The narrative is being set. Mitt Romney will be the nominee because all other candidate are faltering, and cannot hold up.
Who is setting this narrative? In addition to the usual suspects, add Politico, as in this post by Alexander Burns:
Conservatives don’t like him. They really don’t like him.
But as Mitt Romney continues to outshine his rivals in every debate and looks more and more like the last man standing in the Republican presidential primary, even longtime critics are slowly — and in some cases, bitterly — coming around to the idea that he may end up as the GOP.
If the 2012 primary was supposed to be a fight between Romney and a single anti-Romney candidate, the anybody-but-Mitt bloc has plainly failed to put up a real fight, at least so far. And with only eight weeks to go before the Iowa caucuses, skeptical elements of the Republican base have begun to worry that they may have missed the opportunity to stop him.
Since when did Romney “outshine his rivals in every debate”? That’s nonsense; by any measure the debates have been the Newt Show, giving Newt a chance to move from has been to rising star.
What about this narrative of no alternative viable candidate pushed by Burns? How convenient, considering how Politico obsessively has gone after Herman Cain. But what about Newt, who now is in a statistical dead heat in most polls with Romney and Cain?

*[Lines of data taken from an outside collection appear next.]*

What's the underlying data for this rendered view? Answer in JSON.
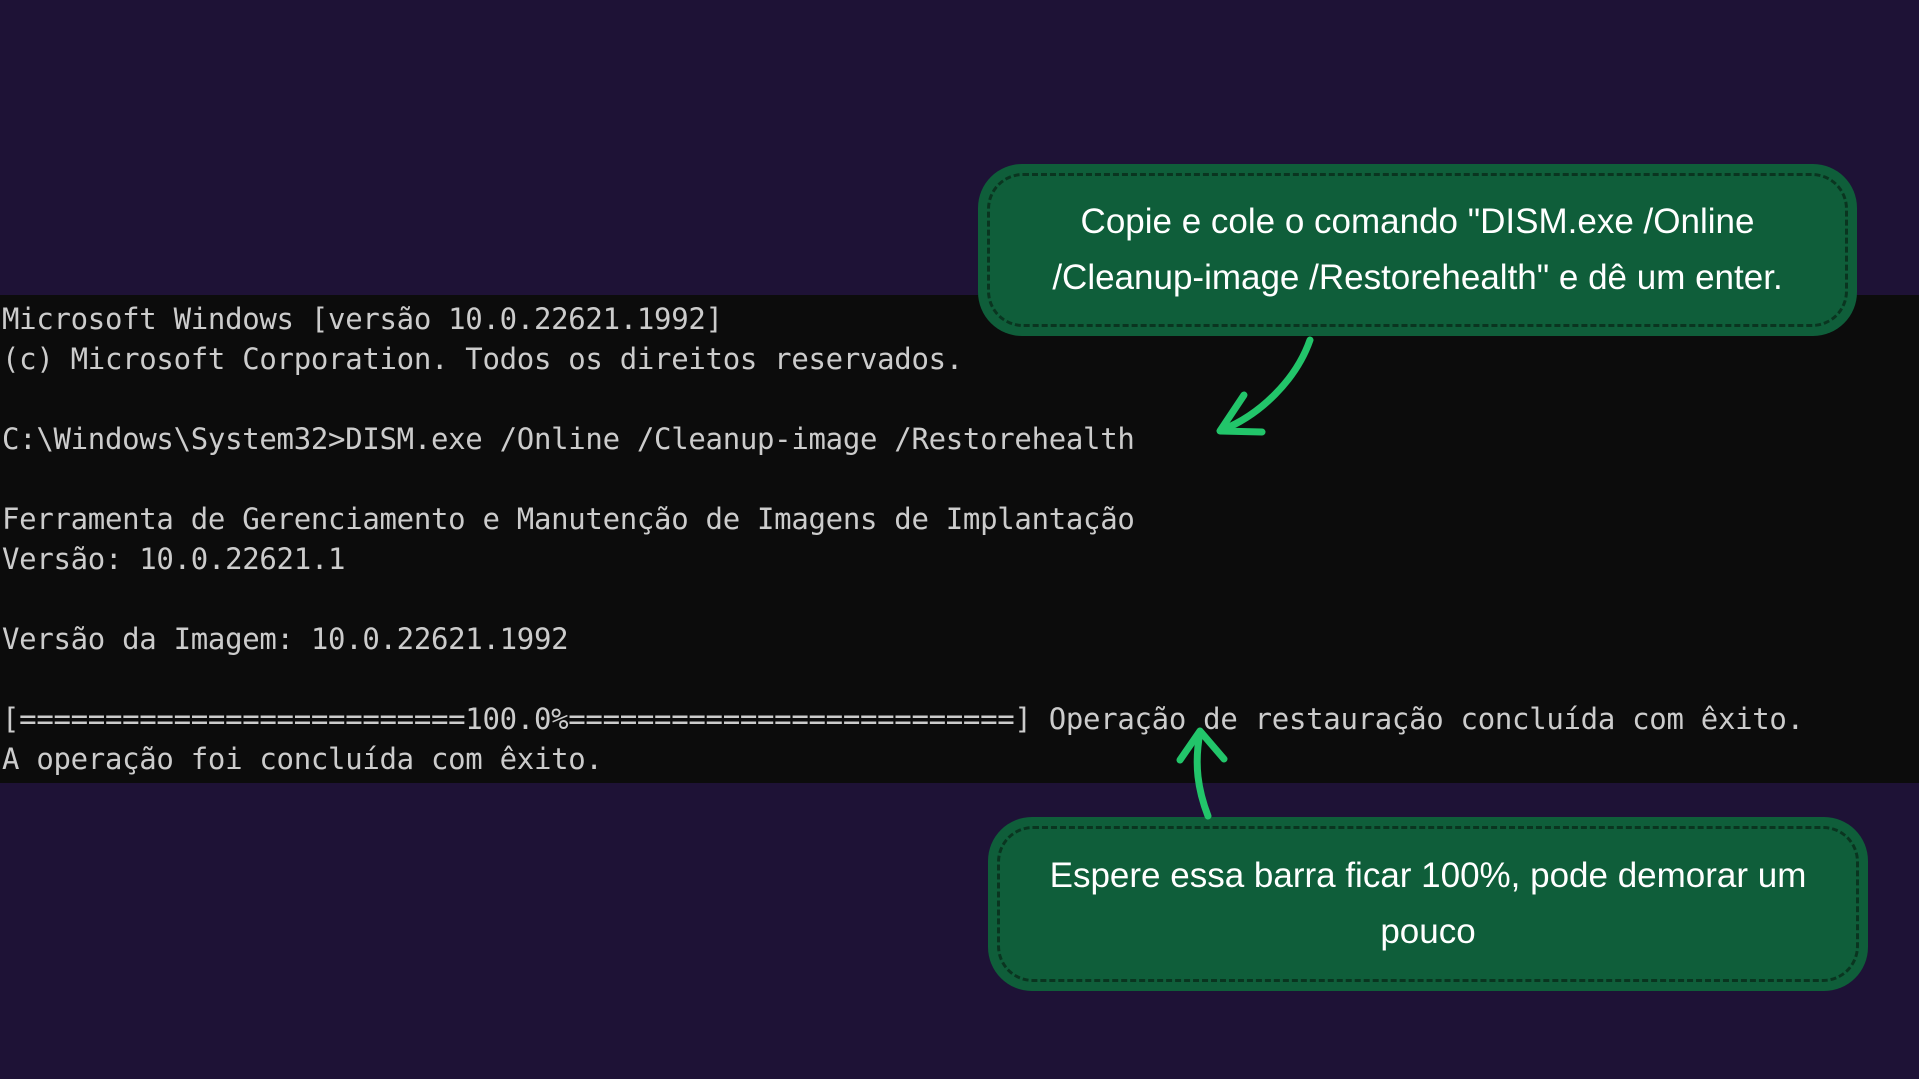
{
  "terminal": {
    "lines": [
      "Microsoft Windows [versão 10.0.22621.1992]",
      "(c) Microsoft Corporation. Todos os direitos reservados.",
      "",
      "C:\\Windows\\System32>DISM.exe /Online /Cleanup-image /Restorehealth",
      "",
      "Ferramenta de Gerenciamento e Manutenção de Imagens de Implantação",
      "Versão: 10.0.22621.1",
      "",
      "Versão da Imagem: 10.0.22621.1992",
      "",
      "[==========================100.0%==========================] Operação de restauração concluída com êxito.",
      "A operação foi concluída com êxito."
    ],
    "progress_percent": 100
  },
  "callouts": {
    "top": {
      "line1": "Copie e cole o comando \"DISM.exe /Online",
      "line2": "/Cleanup-image /Restorehealth\" e dê um enter."
    },
    "bottom": {
      "line1": "Espere essa barra ficar 100%, pode demorar um",
      "line2": "pouco"
    }
  },
  "colors": {
    "background": "#1e1236",
    "terminal_bg": "#0c0c0c",
    "terminal_text": "#cccccc",
    "callout_bg": "#0f5e3a",
    "arrow": "#22c56a"
  }
}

Burns has an answer for that also, in his post yesterday reprinting a negative e-mail being circulated about Newt, Anti-Newt Gingrich chatter begins:
A conservative source forwards an anti-Newt Gingrich email making the rounds this weekend, drawing Republicans’ attention to the former House speaker’s history of off-message and ideologically erratic comments.
The email is a reminder of the challenge Gingrich faces ahead of him, if he really has to go through the same level of vetting as other credible GOP presidential candidates — like Rick Perry and Michele Bachmann did when they were on the upswing in the polls. But it’s also a sign that Gingrich’s rise is being taken seriously by his opponents inside the party.
No one but Mitt, that’s the media narrative for now. But it will not last. Once Romney gets the nomination, Politico obsessively will run articles similar to this (likely unfair and distorted) report in the Chicago Sun-Times, How Romney grew rich by plundering companies:
If Mitt Romney wins the GOP nomination for president, the narrative for his 2012 run is pretty clear. He will tout his credentials as a savvy businessman who knows how to create jobs.
What Romney won’t tell you is that what he really knows how to do is create massive amounts of wealth for himself and his partners.
Jobs are another matter….
“Millions for me, a pink slip for thee,” is the playbook of many private equity firms, and Romney was one of their savviest players.
There is nothing inevitable about Romney’s nomination, other than the fact that the media is building him up in order to tear him down.